=== TASK DESCRIPTION ===
Within the data below, state how many lines contain the string "unit". Provide the number only.

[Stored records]
--- START ---

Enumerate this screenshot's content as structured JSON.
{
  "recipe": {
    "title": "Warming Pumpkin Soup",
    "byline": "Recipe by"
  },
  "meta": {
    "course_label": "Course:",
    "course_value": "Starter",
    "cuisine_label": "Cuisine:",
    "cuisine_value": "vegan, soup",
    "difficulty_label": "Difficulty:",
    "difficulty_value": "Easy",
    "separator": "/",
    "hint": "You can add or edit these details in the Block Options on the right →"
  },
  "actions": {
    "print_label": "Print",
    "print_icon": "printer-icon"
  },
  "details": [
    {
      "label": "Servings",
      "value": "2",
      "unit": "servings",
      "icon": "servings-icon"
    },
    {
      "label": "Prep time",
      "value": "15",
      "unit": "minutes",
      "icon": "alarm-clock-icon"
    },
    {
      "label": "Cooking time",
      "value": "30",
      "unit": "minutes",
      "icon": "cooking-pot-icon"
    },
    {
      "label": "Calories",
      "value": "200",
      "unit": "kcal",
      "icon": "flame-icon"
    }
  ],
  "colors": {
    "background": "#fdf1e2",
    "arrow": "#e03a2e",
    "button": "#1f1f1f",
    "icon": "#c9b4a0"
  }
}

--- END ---

=== SOLUTION TO THE PROBLEM ===
4